In that case, shooting your shot at someone coming across your brand name via a blog post or some swag they saw a random dude wearing at a Hackathon may be your best approach.
But if you are working on a consumer product, you may want to do the exact opposite…and narrow down on tiny concentrated circles of users and acquire the most significant portion of those as you possibly can (see the case studies on Udemy, Slice or Snackpass)
Raising money and actually building the product.
By the end of the summer, Stripe accumulated around 1000 signups to their waitlist. It's not clear how many of those were in the beta, given that Stripe had no financial infrastructure. If I am to bet my life on it, I would say something like 50-150 users. After the summer of '09 concluded, John and Patrick decided to go full time on Stripe. They raised $2m from whose who in the tech circles… that includes A16z, Sequoia, Elon Musk, and Peter Thiel.
Patrick attributed much of their ability to raise this money to Paul Graham, who facilitated many of these intros and was a grand champion of the company. Over the following 14 months, the team laid low and went full-on building mode. They got the appropriate partnerships in place, dealt with regulatory requirements ..etc..etc
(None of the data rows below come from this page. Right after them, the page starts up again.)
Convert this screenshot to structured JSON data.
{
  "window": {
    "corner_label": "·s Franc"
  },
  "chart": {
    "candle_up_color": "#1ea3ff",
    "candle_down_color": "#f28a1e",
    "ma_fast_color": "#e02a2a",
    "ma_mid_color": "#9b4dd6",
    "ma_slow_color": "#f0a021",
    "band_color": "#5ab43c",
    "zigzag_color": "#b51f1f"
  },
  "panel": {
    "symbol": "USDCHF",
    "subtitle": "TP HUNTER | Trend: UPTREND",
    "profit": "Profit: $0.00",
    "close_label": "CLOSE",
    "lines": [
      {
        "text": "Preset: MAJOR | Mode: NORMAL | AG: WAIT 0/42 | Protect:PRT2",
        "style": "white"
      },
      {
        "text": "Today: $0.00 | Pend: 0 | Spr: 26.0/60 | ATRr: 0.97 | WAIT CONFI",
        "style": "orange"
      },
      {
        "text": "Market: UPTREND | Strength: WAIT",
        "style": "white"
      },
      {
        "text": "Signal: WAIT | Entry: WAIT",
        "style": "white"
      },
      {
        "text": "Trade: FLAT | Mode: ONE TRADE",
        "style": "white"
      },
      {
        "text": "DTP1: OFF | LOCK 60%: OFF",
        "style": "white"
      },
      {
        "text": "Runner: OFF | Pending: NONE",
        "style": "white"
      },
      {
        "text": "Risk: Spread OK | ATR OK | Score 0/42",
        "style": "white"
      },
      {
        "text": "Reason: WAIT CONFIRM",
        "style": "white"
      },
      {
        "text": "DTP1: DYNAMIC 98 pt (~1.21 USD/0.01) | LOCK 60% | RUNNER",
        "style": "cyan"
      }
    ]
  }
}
On September 29th, 2011….Stripe finally launched to the public.
Getting Customers Post Launch
In the post-launch era, Patrick and the team started pouring more energy into acquisition:
Every month they hosted a Capture The Flag contest (think of it as Minecraft for engineers) at their offices. According to the one friend I talked to that attended one of those…he loved it! Free pizza and drinks were flowing…(and who doesn’t like free food).
As the team grew and more people started attending those events, the group began doing meet-ups. If John or Patrick were in another state for one reason or another, they would put together a meet-up event for developers and hackers. In the beginning, these were Capture the Flag competitions, but over time morphed into a more general meet & greet kind of events.
As the interest in Capture The Flag competitions grew further. They started hosting them online….thousands and thousands of developers tuned in to solve these challenges every month.
Within six months, they started running ads on StackOverflow. For the first year, that was the only channel they used for paid marketing.
The last bit was reviews from internet bloggers. For the most part, those were unsolicited (example, example2) but were a cornerstone to how they acquired customers post-launch, according to a random 2012 interview with Patrick I stumbled upon.
I would hate it if the key takeaway here was to host competitions or god-forbid gamify your app. Personally I am an adversary of gamification but that is a story for another day 🙈. The biggest insight from Stripe's approach, for me at least, has been how they layered in their marketing effort. In most places I have worked in the past, marketing is a one and done exercise. You come up with an idea, put some $$ behind it, measure your performance and then put some more $$$$ behind it (maybe experiment with a few messages along the same theme). What Stripe did was that they evolved their marketing, adding in more value and complexity as they grew, just as any good product person would do to their core product. Of course, this was possible because their marketing- in the form of these Capture The Flag competitions- was something valuable to the users. But this is not unique to Stripe. Many companies, especially those in the financial industry, build tools, calculators, or even content as a core part of their marketing. More often than not, those are treated in a "let's see what sticks" manner. They are not nurtured and handled with the same user empathy, and thoughtfulness one would provide their core product. This is what I believe Stripe did differently, and the results do kind of speak for themselves 😁.
Until we meet next week,